Around the globe, respected studies agree that the number one reason why professionals thrive in or quit a company is their direct supervisor. Despite this data, many business owners continue to operate as usual and then experience issues retaining top employees. As the economy continues to recover, Baby Boomers will retire and younger professionals will set their sights on entrepreneurial goals to safeguard against re-experiencing a layoff. In this climate, another battle for talent will begin, so how do you prepare your enterprise for the market’s inevitable shift? Reengage and empower your middle management.
Maintain Two Way Communication

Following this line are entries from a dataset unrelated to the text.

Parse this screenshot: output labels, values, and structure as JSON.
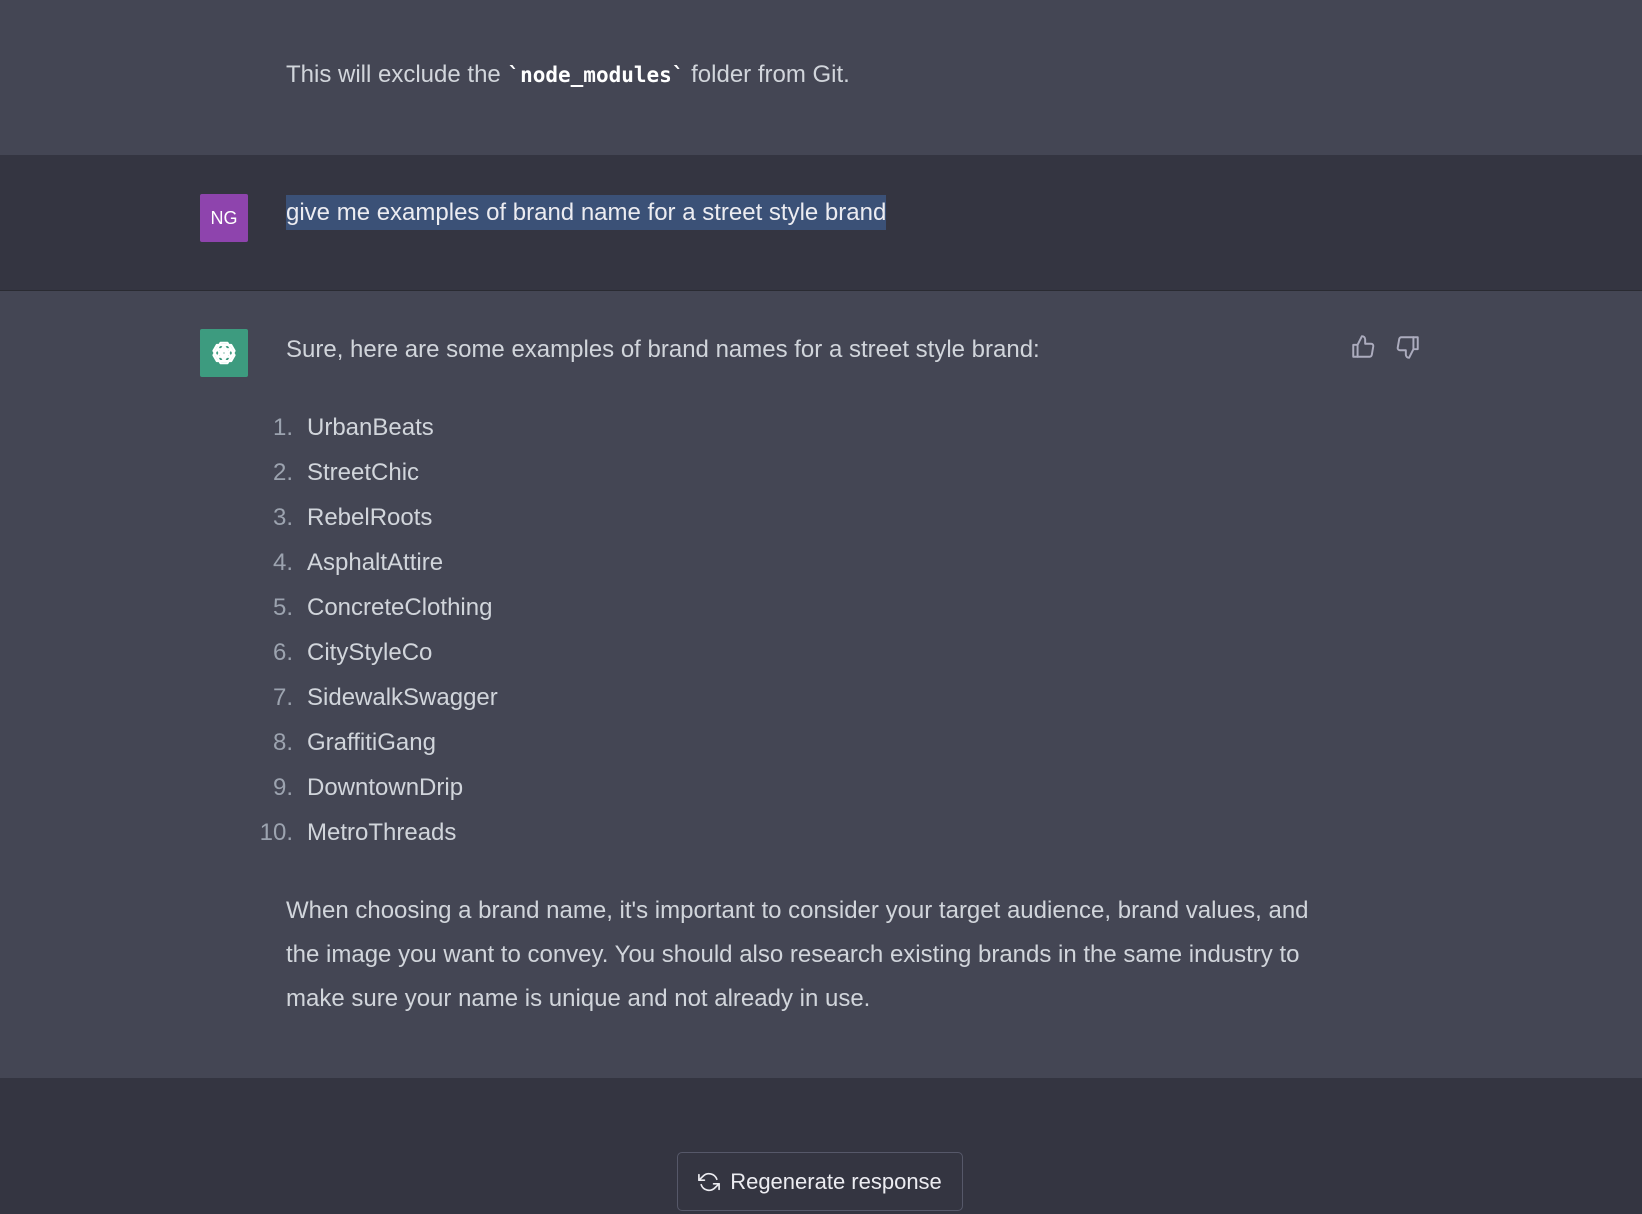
{
  "previous_message": {
    "prefix": "This will exclude the ",
    "code": "`node_modules`",
    "suffix": " folder from Git."
  },
  "user_message": {
    "avatar_initials": "NG",
    "text": "give me examples of brand name for a street style brand"
  },
  "assistant_message": {
    "intro": "Sure, here are some examples of brand names for a street style brand:",
    "list": [
      {
        "num": "1.",
        "name": "UrbanBeats"
      },
      {
        "num": "2.",
        "name": "StreetChic"
      },
      {
        "num": "3.",
        "name": "RebelRoots"
      },
      {
        "num": "4.",
        "name": "AsphaltAttire"
      },
      {
        "num": "5.",
        "name": "ConcreteClothing"
      },
      {
        "num": "6.",
        "name": "CityStyleCo"
      },
      {
        "num": "7.",
        "name": "SidewalkSwagger"
      },
      {
        "num": "8.",
        "name": "GraffitiGang"
      },
      {
        "num": "9.",
        "name": "DowntownDrip"
      },
      {
        "num": "10.",
        "name": "MetroThreads"
      }
    ],
    "closing": "When choosing a brand name, it's important to consider your target audience, brand values, and the image you want to convey. You should also research existing brands in the same industry to make sure your name is unique and not already in use.",
    "icons": {
      "avatar": "openai-logo-icon",
      "up": "thumbs-up-icon",
      "down": "thumbs-down-icon"
    }
  },
  "footer": {
    "regenerate_label": "Regenerate response",
    "regenerate_icon": "refresh-icon"
  },
  "colors": {
    "assistant_bg": "#444654",
    "user_bg": "#343541",
    "user_avatar": "#8e44ad",
    "assistant_avatar": "#3d9b7f",
    "selection": "#3b5177"
  }
}
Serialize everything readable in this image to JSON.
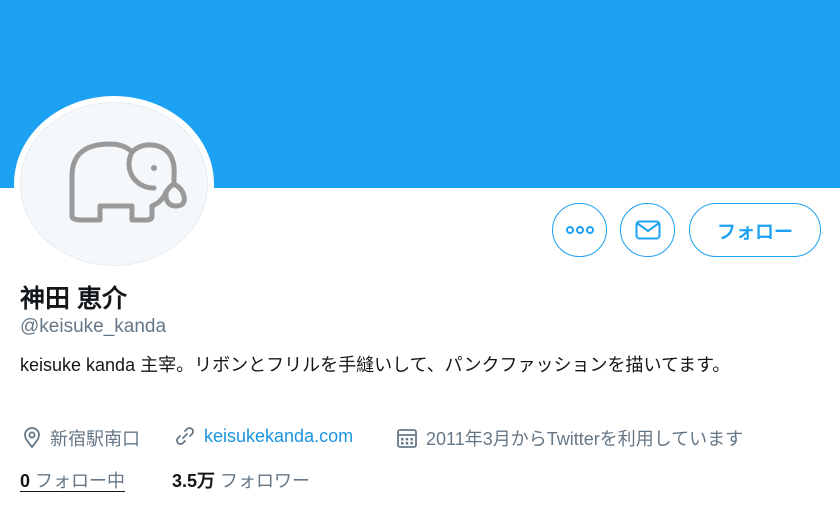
{
  "colors": {
    "accent": "#1da1f2",
    "banner": "#1da1f2",
    "link": "#1b95e0",
    "text": "#14171a",
    "muted": "#657786"
  },
  "profile": {
    "name": "神田 恵介",
    "handle": "@keisuke_kanda",
    "bio": "keisuke kanda 主宰。リボンとフリルを手縫いして、パンクファッションを描いてます。",
    "avatar_icon": "elephant-icon"
  },
  "actions": {
    "more_icon": "more-dots-icon",
    "message_icon": "envelope-icon",
    "follow_label": "フォロー"
  },
  "meta": {
    "location": "新宿駅南口",
    "location_icon": "location-pin-icon",
    "website": "keisukekanda.com",
    "website_icon": "link-icon",
    "joined": "2011年3月からTwitterを利用しています",
    "joined_icon": "calendar-icon"
  },
  "stats": {
    "following_count": "0",
    "following_label": "フォロー中",
    "followers_count": "3.5万",
    "followers_label": "フォロワー"
  }
}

Through tough economic times, it’s imperative to keep the line of communication between you and your team open. As you carefully allocate resources, you need to understand what your employees need to be effective. On the other hand, your employees need to understand you must prioritize and allocate accordingly. In this manner, both sides are heard and respected. Additionally, you want to use a form of communication that functions well within your enterprise and keeps up with the world of instantaneous updates. Retaining top employees isn’t just listening to their concerns. You must take it a step further and be responsive. However, it’ll be hard for you to do this if your paper memos continue to get lost under desks.

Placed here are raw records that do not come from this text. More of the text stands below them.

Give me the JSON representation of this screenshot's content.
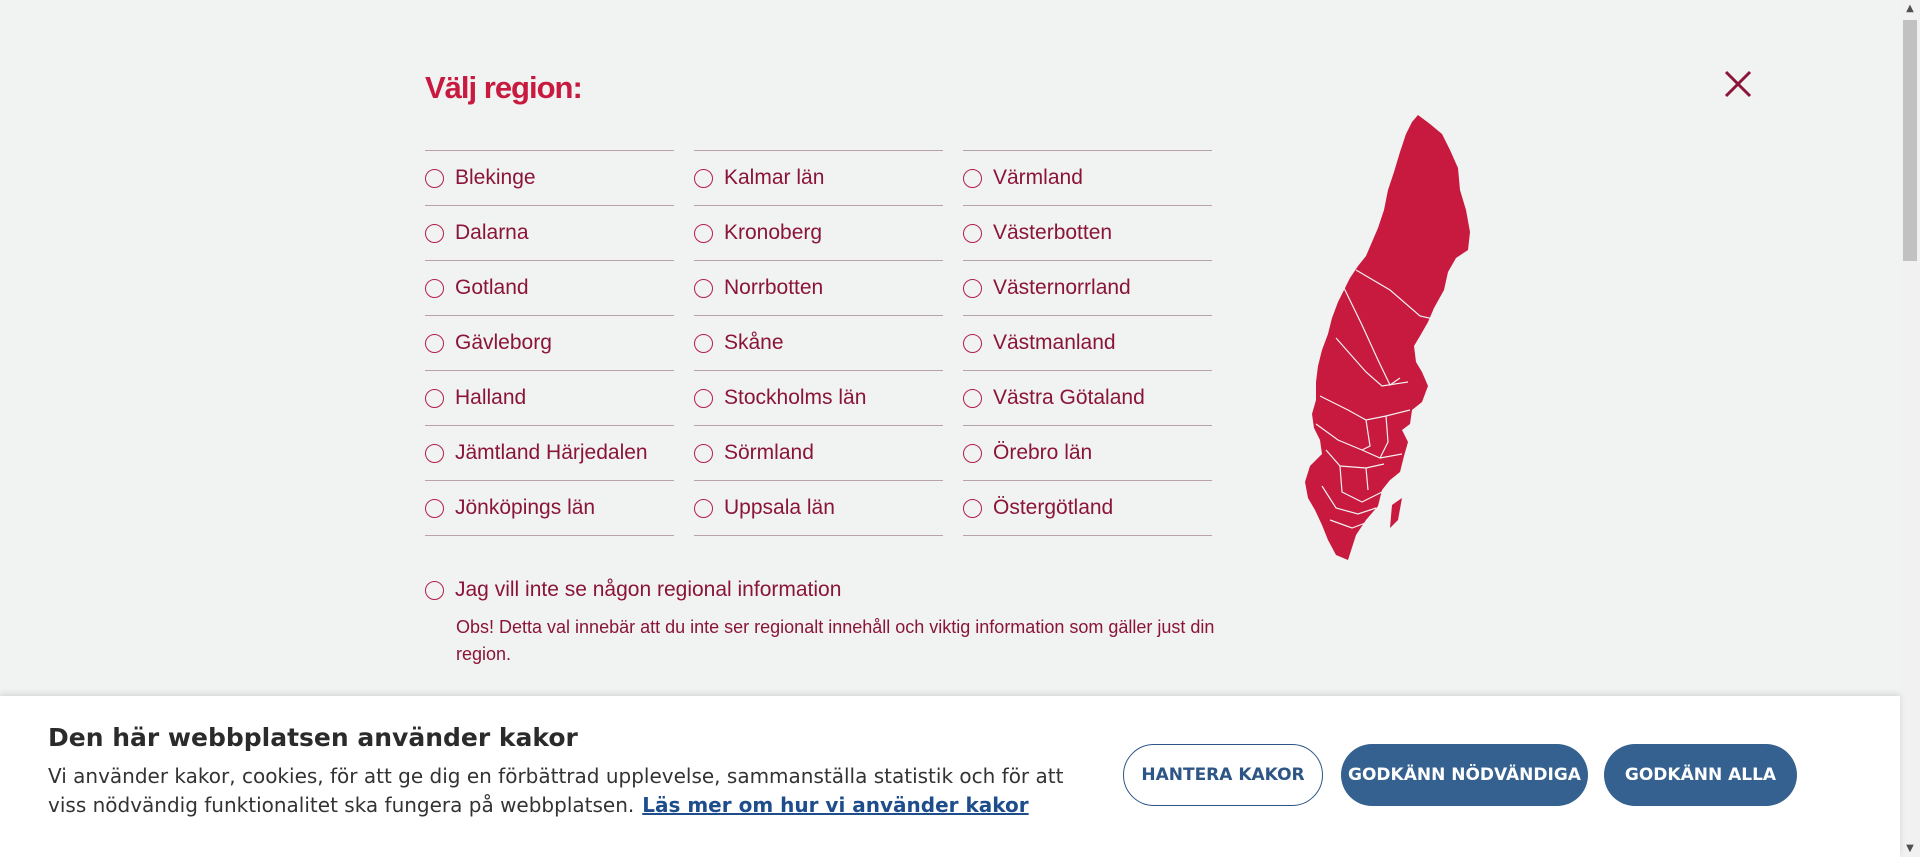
{
  "modal": {
    "title": "Välj region:",
    "close_icon": "close-icon",
    "regions": {
      "col1": [
        "Blekinge",
        "Dalarna",
        "Gotland",
        "Gävleborg",
        "Halland",
        "Jämtland Härjedalen",
        "Jönköpings län"
      ],
      "col2": [
        "Kalmar län",
        "Kronoberg",
        "Norrbotten",
        "Skåne",
        "Stockholms län",
        "Sörmland",
        "Uppsala län"
      ],
      "col3": [
        "Värmland",
        "Västerbotten",
        "Västernorrland",
        "Västmanland",
        "Västra Götaland",
        "Örebro län",
        "Östergötland"
      ]
    },
    "no_region_label": "Jag vill inte se någon regional information",
    "no_region_note": "Obs! Detta val innebär att du inte ser regionalt innehåll och viktig information som gäller just din region.",
    "map_icon": "sweden-map-icon"
  },
  "cookie": {
    "title": "Den här webbplatsen använder kakor",
    "text": "Vi använder kakor, cookies, för att ge dig en förbättrad upplevelse, sammanställa statistik och för att viss nödvändig funktionalitet ska fungera på webbplatsen.",
    "link": "Läs mer om hur vi använder kakor",
    "buttons": {
      "manage": "HANTERA KAKOR",
      "necessary": "GODKÄNN NÖDVÄNDIGA",
      "all": "GODKÄNN ALLA"
    }
  },
  "colors": {
    "accent": "#c8193e",
    "text": "#8a1538",
    "button": "#34618f"
  }
}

Define Clear Objectives
How can your middle management take appropriate command decisions if they don’t know what the company objectives are? For instance if your financial manager doesn’t know you are willing to pay a little more to maintain your green philosophy, he or she might budget for the cheapest paper products instead of recycled alternatives. Be sure your management knows not only the objectives of the company, but also what objectives they are individually responsible for. This way they understand how best to thrive with the company.

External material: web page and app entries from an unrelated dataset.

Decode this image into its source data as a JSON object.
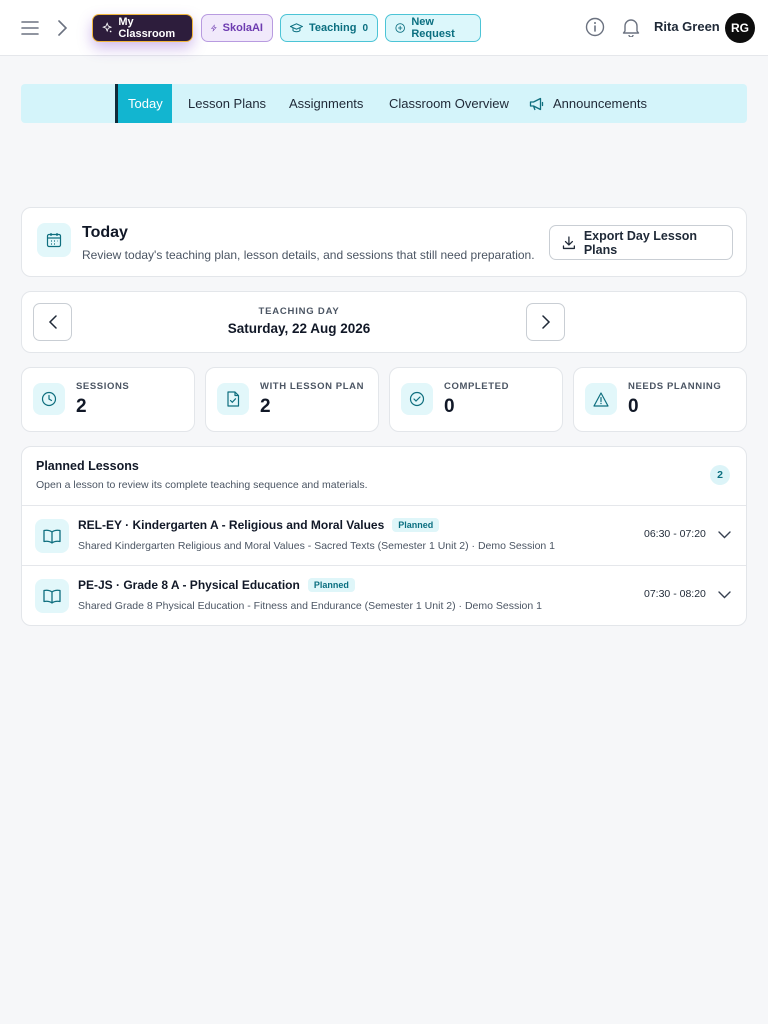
{
  "header": {
    "pills": [
      {
        "label": "My Classroom",
        "icon": "sparkle-icon"
      },
      {
        "label": "SkolaAI",
        "icon": "bolt-icon"
      },
      {
        "label": "Teaching",
        "count": "0",
        "icon": "cap-icon"
      },
      {
        "label": "New Request",
        "icon": "plus-circle-icon"
      }
    ],
    "user_name": "Rita Green",
    "avatar_initials": "RG"
  },
  "tabs": [
    {
      "label": "Today",
      "active": true
    },
    {
      "label": "Lesson Plans"
    },
    {
      "label": "Assignments"
    },
    {
      "label": "Classroom Overview"
    },
    {
      "label": "Announcements",
      "icon": "megaphone-icon"
    }
  ],
  "today": {
    "title": "Today",
    "description": "Review today's teaching plan, lesson details, and sessions that still need preparation.",
    "export_label": "Export Day Lesson Plans"
  },
  "day": {
    "label": "TEACHING DAY",
    "date": "Saturday, 22 Aug 2026"
  },
  "stats": [
    {
      "label": "SESSIONS",
      "value": "2",
      "icon": "clock-icon"
    },
    {
      "label": "WITH LESSON PLAN",
      "value": "2",
      "icon": "file-check-icon"
    },
    {
      "label": "COMPLETED",
      "value": "0",
      "icon": "check-circle-icon"
    },
    {
      "label": "NEEDS PLANNING",
      "value": "0",
      "icon": "warning-icon"
    }
  ],
  "lessons": {
    "title": "Planned Lessons",
    "description": "Open a lesson to review its complete teaching sequence and materials.",
    "count": "2",
    "items": [
      {
        "title": "REL-EY · Kindergarten A - Religious and Moral Values",
        "status": "Planned",
        "subtitle": "Shared Kindergarten Religious and Moral Values - Sacred Texts (Semester 1 Unit 2) · Demo Session 1",
        "time": "06:30 - 07:20"
      },
      {
        "title": "PE-JS · Grade 8 A - Physical Education",
        "status": "Planned",
        "subtitle": "Shared Grade 8 Physical Education - Fitness and Endurance (Semester 1 Unit 2) · Demo Session 1",
        "time": "07:30 - 08:20"
      }
    ]
  },
  "colors": {
    "accent": "#12b5d0",
    "tabbar_bg": "#d4f4fa",
    "icon_stroke": "#0f6f7f",
    "classroom_pill_bg": "#2d1d3c"
  }
}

Give Your Managers Authority
Have you ever had an important sounding professional title, but little authority in the office? It’s as frustrating for your middle management as it is for you. If you are interested in retaining top employees, give them the space to make decisions. For example if your warehouse manager needs several signatures to approve the inventory order, cut the red tape and allow the manager to make a command decision. After all, ordering inventory is the warehouse manager’s expertise and they’ve had no issues before. When you empower your middle management in this way, they feel valued and become stronger leaders for their subordinates.
Be More Generous With Resources
The economy is recovering, which probably means you aren’t as tight with your budget as your were last year or the year before. If you can, start freeing up your managers and give them more room to breathe. Allow them to replace those old computers or give raises to those who gave extra effort in a tough economy. Consider giving a few people well-deserved promotions or hiring a couple extra staff to help with the workload. With the right support, your middle management will be encouraged to excel.
Trust Your Employees
One trick to retaining employees is letting them do their job. You’ve carefully vetted your hires, so trust that they have the know how to successfully manage their department. Once you are confident that your managers have sufficient training and resources, don’t micro manage them. Of course, you should check in and keep lines of communication open, but they don’t need close supervision when they’ve got expertise in their niche. Trust should be earned, and when employees feel they are trusted, they also feel valued.
In the past, you may have asked your managers to withhold information from their subordinates. For example, maybe you had to do another round of layoffs but your management wasn’t allowed to mention it outside of management meetings. When retaining top employees especially managers, you don’t want to establish inauthentic relationships. Your managers are a direct line to your entire employee network, but their departments won’t follow them if they don’t trust them. Don’t create an atmosphere that doesn’t allow for trusting relationships between middle management and their subordinates. Instead, make transparency part of your company culture. Your middle management is like the middle child. It deserves much more attention than it gets, so make sure you nurture this part of your infrastructure as much as everything else. If you want more information and useful middle management tips, look through the many Resume Builder resources and start devising a strategy that will work for your enterprise.